Federal employees enjoy many benefits that usually aren’t available in the public sector. Among the package of perks that come with working for the federal government, the special protections for employee rights can be easy to overlook. One important source of protections for workers who are unionized, or thinking about unionizing, is the Federal Labor Relations Authority (FLRA).
Protecting the rights of federal workers to organize
The FLRA draws its authority from the Federal Service Labor-Management Relations Statute, Title VII of the Civil Service Reform Act of 1978, 5 U.S.C. 7101-7135, which protects the rights of most non-postal, civilian employees to organize, engage in collective bargaining, and freely join (or not join) labor organizations. For many federal workers, the most important function of the statute is to prohibit employer agencies or unions from committing unfair labor practices that impinge on these rights.
What unfair labor practices fall within the FLRA’s jurisdiction?
The Federal Service Labor-Management Relations Statute shields a broad range of employee activities from unfair labor practices by agency-employers or unions. An employee who has brought or wishes to bring a grievance against the agency is protected against the agency retaliating with threats of damaged career prospects or transfer to a less desirable job. Agencies also cannot take certain employment actions, like eliminating compressed work schedules, without giving the affected employees’ union notice and an opportunity to negotiate. Employees also cannot be denied access to a union representative during certain investigatory interviews.
The statute protects workers from unfair labor practices by unions as well. A union cannot refuse to handle a grievance solely because the employee is not a union member. Nor can a union threaten an employee who files a grievance against it. Unions are also restricted in the ways they deal with agencies: they cannot refuse to negotiate in good faith, and they cannot be involved in strikes or similar activities.
Starting an FLRA grievance process benefits from good counsel
Resolving labor-management disputes is one of the central functions of the FLRA. Grievances can be filed online, making the process relatively easy, though a charge needs to provide sufficient detail to allow the FLRA to understand the issue. In response to a properly filed charge, the FLRA will begin an investigation process, during which evidence and testimony is gathered from each side.

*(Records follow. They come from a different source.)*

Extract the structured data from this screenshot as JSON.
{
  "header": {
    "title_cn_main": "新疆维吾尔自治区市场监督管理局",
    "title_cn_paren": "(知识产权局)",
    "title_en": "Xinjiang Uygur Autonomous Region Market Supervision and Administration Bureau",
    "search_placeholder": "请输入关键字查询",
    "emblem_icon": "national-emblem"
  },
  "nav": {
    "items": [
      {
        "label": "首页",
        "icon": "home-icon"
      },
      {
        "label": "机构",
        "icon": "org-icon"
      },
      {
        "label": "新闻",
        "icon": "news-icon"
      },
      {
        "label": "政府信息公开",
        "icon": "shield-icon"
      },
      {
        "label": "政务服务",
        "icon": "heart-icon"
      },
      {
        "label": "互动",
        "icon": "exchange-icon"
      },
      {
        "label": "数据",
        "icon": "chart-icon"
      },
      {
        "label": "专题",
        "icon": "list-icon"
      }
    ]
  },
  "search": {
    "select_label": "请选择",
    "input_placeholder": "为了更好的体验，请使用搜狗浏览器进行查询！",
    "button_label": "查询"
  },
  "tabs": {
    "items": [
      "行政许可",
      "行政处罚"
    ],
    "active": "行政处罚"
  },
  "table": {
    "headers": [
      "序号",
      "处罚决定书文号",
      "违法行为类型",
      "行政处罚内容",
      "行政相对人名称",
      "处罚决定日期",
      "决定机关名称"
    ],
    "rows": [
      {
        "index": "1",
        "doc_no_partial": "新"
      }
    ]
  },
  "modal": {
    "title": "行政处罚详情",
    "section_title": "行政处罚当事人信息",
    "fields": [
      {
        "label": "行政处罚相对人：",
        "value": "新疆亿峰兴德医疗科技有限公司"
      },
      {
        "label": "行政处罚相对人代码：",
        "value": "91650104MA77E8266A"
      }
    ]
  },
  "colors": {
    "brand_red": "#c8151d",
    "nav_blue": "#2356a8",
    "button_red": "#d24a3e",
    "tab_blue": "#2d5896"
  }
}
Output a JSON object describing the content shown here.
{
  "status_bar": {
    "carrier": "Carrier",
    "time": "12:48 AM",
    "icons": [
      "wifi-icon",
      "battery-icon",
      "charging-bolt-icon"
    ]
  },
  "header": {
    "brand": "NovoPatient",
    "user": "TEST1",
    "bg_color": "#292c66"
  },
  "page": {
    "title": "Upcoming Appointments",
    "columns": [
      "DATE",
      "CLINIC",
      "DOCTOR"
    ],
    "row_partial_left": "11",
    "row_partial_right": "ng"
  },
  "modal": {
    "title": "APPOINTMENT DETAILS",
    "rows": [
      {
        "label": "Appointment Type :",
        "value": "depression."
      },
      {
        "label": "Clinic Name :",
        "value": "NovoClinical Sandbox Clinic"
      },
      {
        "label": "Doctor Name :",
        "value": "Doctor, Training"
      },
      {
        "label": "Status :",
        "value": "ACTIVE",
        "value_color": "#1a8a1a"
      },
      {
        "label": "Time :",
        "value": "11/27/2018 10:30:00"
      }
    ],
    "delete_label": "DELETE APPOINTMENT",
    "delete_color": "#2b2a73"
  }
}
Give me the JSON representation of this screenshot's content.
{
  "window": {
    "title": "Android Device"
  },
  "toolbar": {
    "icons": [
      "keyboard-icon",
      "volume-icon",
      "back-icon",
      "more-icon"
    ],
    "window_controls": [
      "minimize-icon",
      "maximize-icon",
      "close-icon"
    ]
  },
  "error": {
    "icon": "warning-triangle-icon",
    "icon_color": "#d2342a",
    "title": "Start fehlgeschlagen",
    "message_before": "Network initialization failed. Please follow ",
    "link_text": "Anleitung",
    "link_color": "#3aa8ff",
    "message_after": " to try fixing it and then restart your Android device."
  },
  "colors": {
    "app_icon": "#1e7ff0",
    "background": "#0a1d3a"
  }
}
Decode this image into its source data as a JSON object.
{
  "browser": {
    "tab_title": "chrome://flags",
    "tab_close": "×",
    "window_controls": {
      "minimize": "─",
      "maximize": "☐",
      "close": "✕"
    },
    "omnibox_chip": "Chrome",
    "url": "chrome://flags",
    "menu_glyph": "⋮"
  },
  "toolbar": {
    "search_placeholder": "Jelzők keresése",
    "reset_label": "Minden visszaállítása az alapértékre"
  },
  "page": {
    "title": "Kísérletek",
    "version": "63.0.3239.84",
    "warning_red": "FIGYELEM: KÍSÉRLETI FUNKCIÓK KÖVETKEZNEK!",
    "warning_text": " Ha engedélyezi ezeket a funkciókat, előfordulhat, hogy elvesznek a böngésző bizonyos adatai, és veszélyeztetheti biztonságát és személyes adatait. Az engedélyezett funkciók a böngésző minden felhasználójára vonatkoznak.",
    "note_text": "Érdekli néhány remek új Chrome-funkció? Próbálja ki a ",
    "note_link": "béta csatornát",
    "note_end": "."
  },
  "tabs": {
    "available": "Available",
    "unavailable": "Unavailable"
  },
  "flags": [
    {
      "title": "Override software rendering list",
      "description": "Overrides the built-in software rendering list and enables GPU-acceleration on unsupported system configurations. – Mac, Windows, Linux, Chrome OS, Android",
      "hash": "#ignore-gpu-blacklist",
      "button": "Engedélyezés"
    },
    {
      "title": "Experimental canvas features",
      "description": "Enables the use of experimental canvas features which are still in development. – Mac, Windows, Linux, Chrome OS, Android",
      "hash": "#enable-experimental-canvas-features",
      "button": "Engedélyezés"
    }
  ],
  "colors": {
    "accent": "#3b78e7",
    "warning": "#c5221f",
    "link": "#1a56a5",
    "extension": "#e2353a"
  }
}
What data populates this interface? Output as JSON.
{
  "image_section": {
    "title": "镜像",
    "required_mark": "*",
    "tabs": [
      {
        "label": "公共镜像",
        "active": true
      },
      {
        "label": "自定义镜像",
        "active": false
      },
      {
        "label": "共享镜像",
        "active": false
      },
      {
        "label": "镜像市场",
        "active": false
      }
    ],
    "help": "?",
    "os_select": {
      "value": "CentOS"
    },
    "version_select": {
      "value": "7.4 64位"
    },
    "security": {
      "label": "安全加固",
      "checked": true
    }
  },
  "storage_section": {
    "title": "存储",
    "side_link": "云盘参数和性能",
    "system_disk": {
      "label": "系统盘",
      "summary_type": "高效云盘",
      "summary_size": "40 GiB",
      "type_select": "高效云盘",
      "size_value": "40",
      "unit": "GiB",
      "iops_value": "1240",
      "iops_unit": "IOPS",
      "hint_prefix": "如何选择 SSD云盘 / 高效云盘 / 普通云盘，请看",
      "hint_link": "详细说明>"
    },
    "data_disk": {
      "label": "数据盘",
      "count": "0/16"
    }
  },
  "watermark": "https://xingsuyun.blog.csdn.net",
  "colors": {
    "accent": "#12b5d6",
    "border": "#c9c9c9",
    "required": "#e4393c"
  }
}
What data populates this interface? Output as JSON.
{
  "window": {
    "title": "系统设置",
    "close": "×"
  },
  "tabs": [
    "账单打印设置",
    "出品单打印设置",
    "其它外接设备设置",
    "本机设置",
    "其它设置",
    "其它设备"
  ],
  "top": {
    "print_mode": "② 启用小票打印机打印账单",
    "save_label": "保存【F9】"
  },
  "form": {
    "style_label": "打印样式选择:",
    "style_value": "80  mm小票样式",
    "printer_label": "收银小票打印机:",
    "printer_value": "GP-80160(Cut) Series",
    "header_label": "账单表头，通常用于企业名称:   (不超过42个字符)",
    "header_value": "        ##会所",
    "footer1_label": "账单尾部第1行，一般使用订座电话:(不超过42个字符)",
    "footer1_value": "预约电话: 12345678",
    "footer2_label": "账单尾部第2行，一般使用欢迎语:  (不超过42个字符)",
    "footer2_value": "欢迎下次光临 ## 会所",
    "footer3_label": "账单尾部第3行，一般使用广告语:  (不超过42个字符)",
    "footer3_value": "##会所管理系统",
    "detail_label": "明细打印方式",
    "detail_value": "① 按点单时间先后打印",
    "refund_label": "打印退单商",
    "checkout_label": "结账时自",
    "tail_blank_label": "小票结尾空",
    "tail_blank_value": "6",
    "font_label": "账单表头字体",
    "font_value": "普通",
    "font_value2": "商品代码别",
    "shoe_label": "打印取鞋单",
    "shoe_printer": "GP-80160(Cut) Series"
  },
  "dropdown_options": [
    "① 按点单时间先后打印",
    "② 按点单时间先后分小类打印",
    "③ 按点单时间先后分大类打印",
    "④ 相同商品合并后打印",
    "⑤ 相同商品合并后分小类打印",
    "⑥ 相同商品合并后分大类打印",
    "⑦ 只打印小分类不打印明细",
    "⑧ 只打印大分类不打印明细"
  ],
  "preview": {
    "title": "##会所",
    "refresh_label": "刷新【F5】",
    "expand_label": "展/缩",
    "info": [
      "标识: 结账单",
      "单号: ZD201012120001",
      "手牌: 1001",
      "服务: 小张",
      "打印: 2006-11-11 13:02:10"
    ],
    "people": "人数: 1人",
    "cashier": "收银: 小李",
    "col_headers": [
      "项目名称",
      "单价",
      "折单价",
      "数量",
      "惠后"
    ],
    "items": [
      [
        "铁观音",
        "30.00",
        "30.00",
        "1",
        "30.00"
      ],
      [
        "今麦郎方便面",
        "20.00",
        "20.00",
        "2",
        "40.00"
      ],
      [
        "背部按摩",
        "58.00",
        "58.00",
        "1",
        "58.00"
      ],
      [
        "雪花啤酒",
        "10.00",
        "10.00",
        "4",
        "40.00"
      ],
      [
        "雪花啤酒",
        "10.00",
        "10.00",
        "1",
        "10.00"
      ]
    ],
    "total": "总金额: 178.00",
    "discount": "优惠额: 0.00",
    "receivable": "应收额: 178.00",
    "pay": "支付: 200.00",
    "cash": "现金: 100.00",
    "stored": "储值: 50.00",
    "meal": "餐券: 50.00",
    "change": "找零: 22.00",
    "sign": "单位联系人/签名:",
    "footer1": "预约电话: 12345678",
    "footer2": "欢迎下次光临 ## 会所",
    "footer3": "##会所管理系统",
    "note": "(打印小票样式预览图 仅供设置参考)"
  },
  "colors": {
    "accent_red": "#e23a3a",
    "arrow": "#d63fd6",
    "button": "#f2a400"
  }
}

The results of the investigation are passed to a regional director, who evaluates the merits of the charge and, if warranted, issue a complaint.
Because the investigation stage is essential for establishing the merits of an unfair labor practice charge, it’s important to gather pertinent facts and evidence early on. The FLRA provides guidance to anyone thinking about filing a grievance, but especially in a situation where an individual employee wishes to pursue a charge, having the advice of an attorney—either from the employee’s union, or from a private firm with experience in the area—can be essential for getting the process done correctly.
Our firm’s proud history of working with public servants
At Greenman Goldberg Raby Martinez we have worked with public servants for over 45 years, helping them protect their rights and recover what they are owed. We are proud to serve those who serve us. If you think you could benefit from the FLRA’s help, but need guidance on how it could impact your career or legal rights, reach out to us today at 702-388-4476, or send us a request through our site.